Today we'll talk about the electric side of things.
Sort out your parts to be cleaned. In this case dusty parts with an emphasis in this post given to those battery powered bits.
Take electric pieces and set them aside... these Golden Era (1987-89) electric elements should not be cleaned with water.
But what if the part gets dusty or grimy??? I'm a cleaner! I gotta clean.
First use a #2 soft bristle paint brush from Linzer or whoever for hard to reach spaces in between studs. I suggest Linzer because that's the only thing I could find at the local brick and mortar store.
And for a Hail Mary play use a 1/2 black bristle for grimy sections. Keep this to a minimum... it will leave scratches. This is your last ditch effort before invoking moisture... on second thought... let this be a warning... don't use this brush if you can avoid it.
If you're a kid reading this... the next part should be done with a parent present... and away from any heat source.
A scenario: You know those times you've been eating Siroopwafel (my favorite snack) and you just have a hankering to play with some electifyingly awesome Lego? Well good job... now your favorite model is all gooey. A paint brush won't fix this; time to get the gloves on.
If you do use moisture... you should only take a Q-tip and dab/wipe (Don't soak!) with Isopropyl alcohol and air dry the pieces.
A good adage: If it's Metal never meddle with the water and be sure to pass on Ethyl.
warning! Ethyl Alcohol is bad for kids and plastic, it's almost worse than that soapy dishwater, so unless you want a mess or toxic toys your last ditch weapon is only Isopropyl alcohol.
Given the state of my parts... I will use no alchohol today... but I have this handy for those pesky little scrapes and abrasions... (it's 50%...ok...nope nope nope) There's something better.
I suggest getting 91- 99% Isopropyl solution for electric bits. Water is our enemy when cleaning these electric bits if we want to keep them working long term, which we do.
Quality Choice ALCOHOL ISOPROPYL 91% 16OZ
I did a bad thing :( Let me re-iterate that the bristle brush is not your main brush of choice... those light scratch marks are new... whoops.
Ta-da! Good as used.

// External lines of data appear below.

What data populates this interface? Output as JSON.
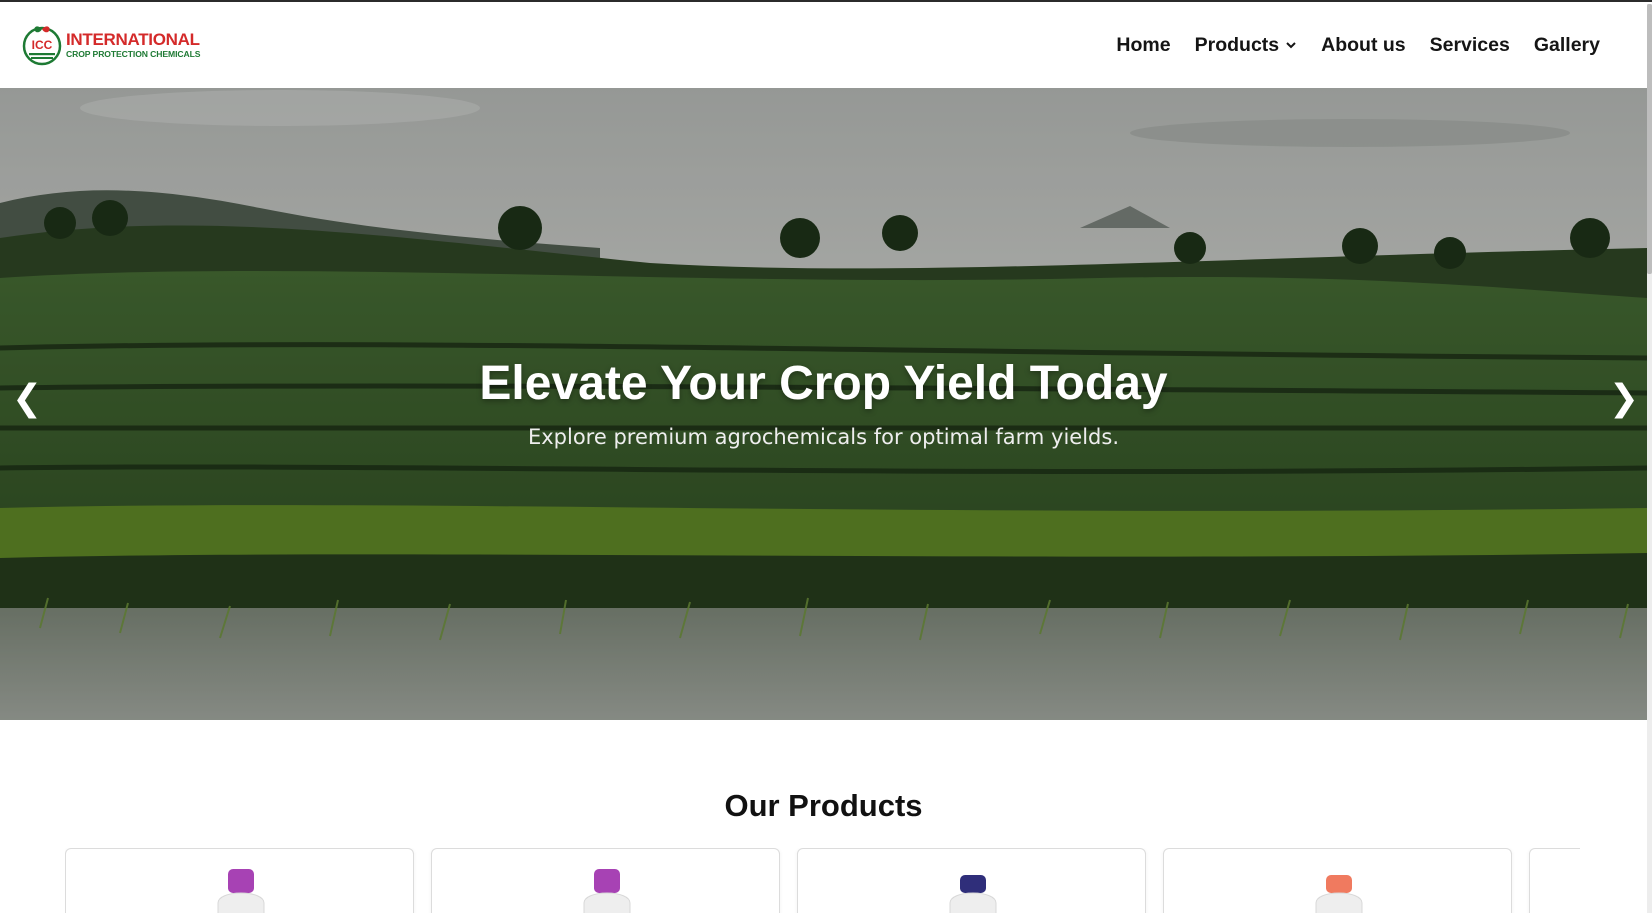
{
  "header": {
    "logo": {
      "mark_text": "ICC",
      "name": "INTERNATIONAL",
      "subtitle": "CROP PROTECTION CHEMICALS",
      "brand_red": "#d42a2a",
      "brand_green": "#1e7a34"
    },
    "nav": [
      {
        "label": "Home"
      },
      {
        "label": "Products",
        "icon": "chevron-down-icon"
      },
      {
        "label": "About us"
      },
      {
        "label": "Services"
      },
      {
        "label": "Gallery"
      }
    ]
  },
  "hero": {
    "title": "Elevate Your Crop Yield Today",
    "subtitle": "Explore premium agrochemicals for optimal farm yields.",
    "prev_glyph": "❮",
    "next_glyph": "❯"
  },
  "products": {
    "title": "Our Products",
    "cards": [
      {
        "cap_color": "#a742b4"
      },
      {
        "cap_color": "#a742b4"
      },
      {
        "cap_color": "#2f2e7a"
      },
      {
        "cap_color": "#f07a5f"
      }
    ]
  }
}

You're building a circut... one row is positive and the other is negative... so you must build across the narrow width of the battery brick or you won't complete the circuit. That or the light brick is dead. Don't throw them away... I'll discuss repairing dead light bricks another day.